## Available data
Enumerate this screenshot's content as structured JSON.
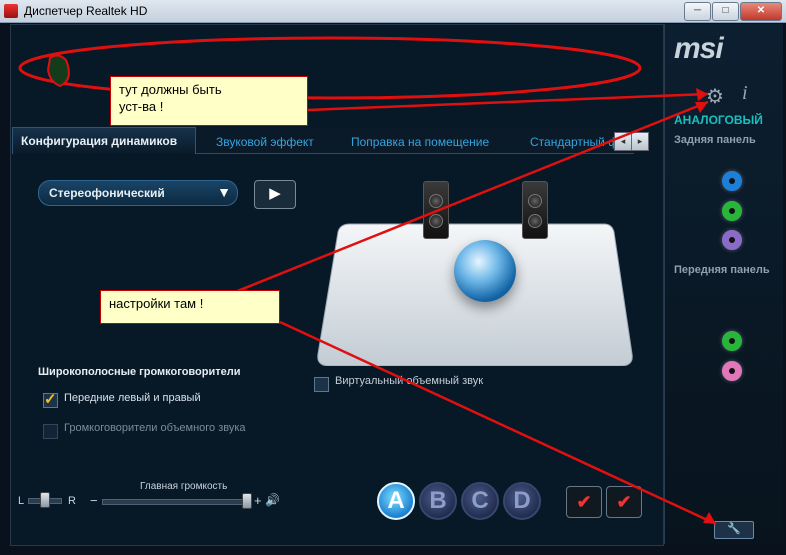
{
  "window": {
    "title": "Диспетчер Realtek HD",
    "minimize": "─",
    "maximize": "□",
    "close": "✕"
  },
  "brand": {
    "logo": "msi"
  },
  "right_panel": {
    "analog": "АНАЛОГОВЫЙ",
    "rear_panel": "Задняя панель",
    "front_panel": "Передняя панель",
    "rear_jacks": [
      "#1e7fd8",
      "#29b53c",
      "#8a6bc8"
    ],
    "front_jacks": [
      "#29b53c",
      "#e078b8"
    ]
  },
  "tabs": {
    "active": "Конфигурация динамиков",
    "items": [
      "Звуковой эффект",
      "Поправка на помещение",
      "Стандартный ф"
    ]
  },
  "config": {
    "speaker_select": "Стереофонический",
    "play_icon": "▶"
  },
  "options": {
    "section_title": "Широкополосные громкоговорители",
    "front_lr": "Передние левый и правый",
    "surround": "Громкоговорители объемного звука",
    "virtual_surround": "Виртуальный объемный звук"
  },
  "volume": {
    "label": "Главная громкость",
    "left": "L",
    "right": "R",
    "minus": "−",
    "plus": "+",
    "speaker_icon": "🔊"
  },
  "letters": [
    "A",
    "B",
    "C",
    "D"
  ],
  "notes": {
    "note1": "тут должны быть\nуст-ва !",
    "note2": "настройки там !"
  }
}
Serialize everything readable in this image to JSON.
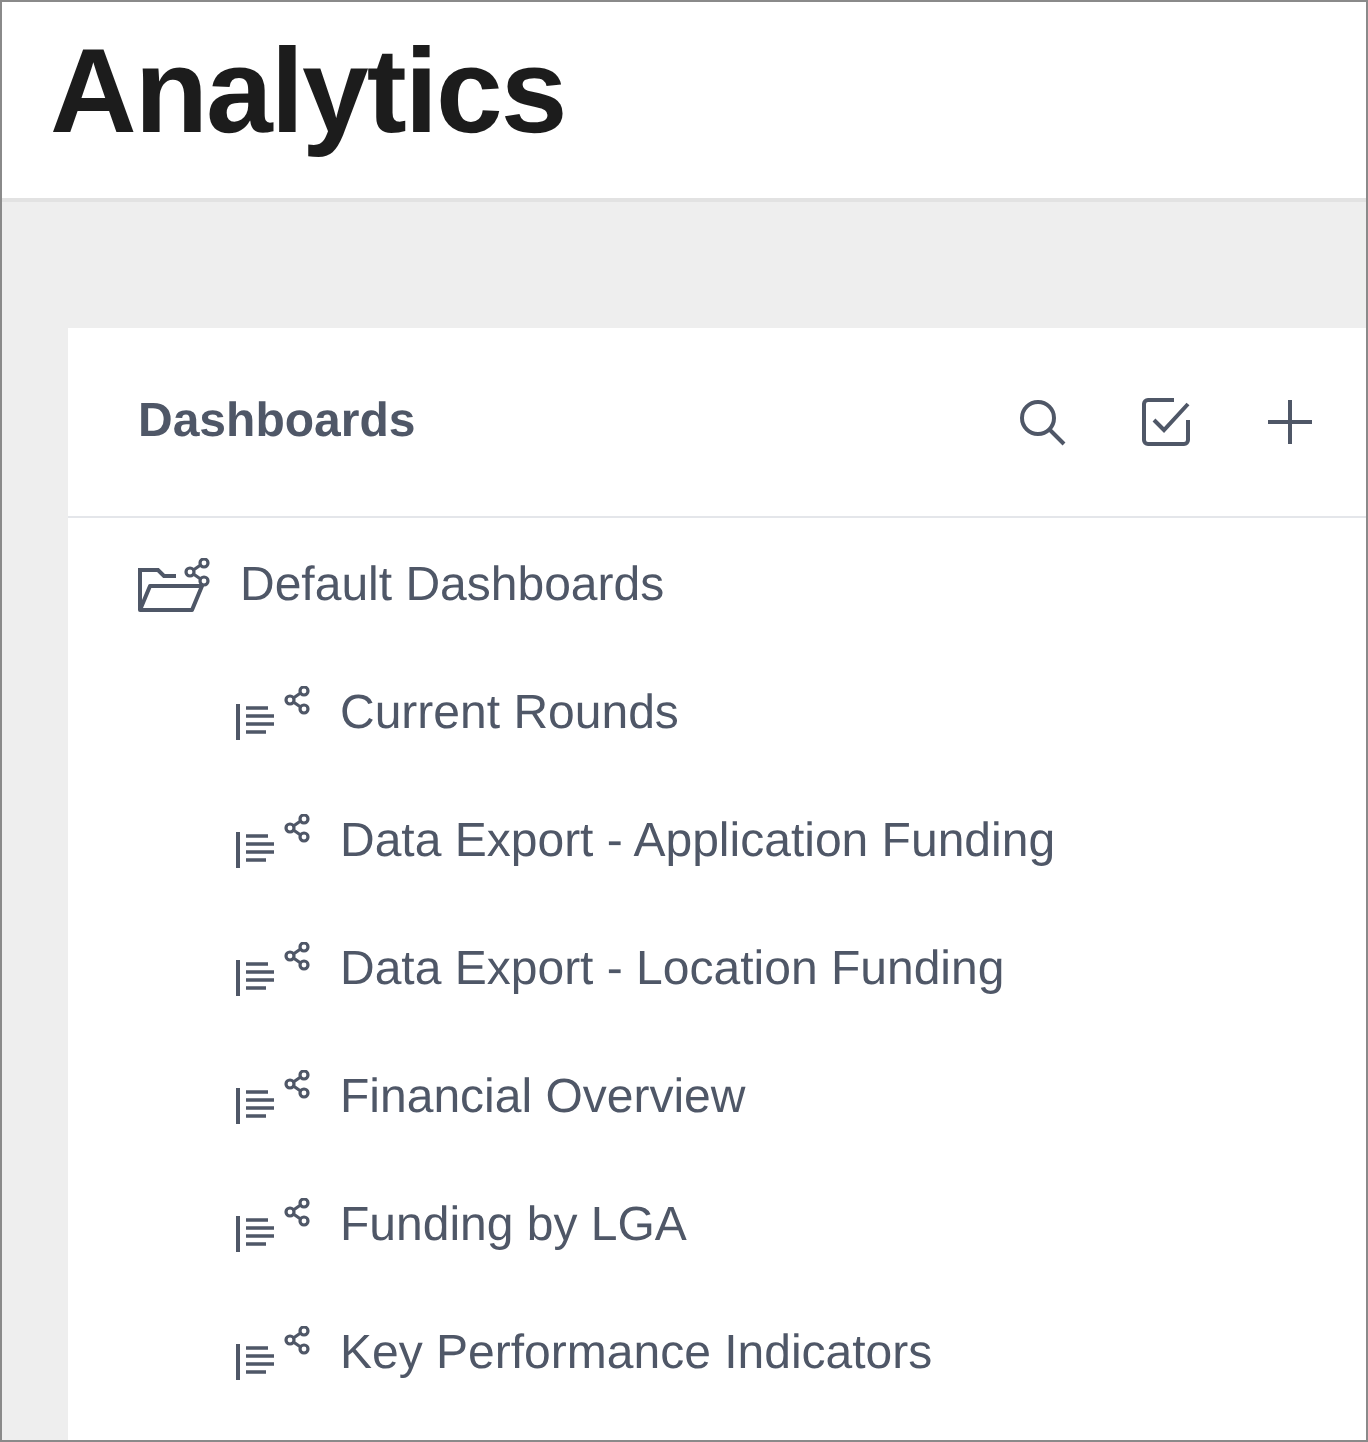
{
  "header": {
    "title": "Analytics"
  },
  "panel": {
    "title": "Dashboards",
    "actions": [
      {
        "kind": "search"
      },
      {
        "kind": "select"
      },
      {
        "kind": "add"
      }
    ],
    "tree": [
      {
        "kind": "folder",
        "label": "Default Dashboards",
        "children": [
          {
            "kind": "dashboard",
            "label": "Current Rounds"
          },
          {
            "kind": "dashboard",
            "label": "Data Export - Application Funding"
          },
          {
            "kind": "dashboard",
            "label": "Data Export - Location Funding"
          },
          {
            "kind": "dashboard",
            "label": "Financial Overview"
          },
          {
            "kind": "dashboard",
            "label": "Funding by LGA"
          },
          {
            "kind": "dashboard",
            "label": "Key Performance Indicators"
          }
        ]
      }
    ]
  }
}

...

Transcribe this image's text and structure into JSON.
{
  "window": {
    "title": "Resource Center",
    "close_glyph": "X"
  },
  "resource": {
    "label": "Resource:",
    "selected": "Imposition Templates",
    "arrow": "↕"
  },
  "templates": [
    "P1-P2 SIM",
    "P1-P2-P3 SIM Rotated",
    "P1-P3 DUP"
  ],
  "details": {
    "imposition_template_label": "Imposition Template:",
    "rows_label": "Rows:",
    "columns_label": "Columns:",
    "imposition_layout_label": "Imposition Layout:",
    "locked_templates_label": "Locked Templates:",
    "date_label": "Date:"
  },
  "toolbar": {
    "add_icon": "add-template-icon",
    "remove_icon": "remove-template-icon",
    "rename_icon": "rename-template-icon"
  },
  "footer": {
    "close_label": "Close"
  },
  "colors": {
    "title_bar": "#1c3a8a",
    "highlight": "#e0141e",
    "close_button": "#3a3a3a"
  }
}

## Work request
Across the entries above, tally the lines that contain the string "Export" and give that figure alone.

## Final answer
2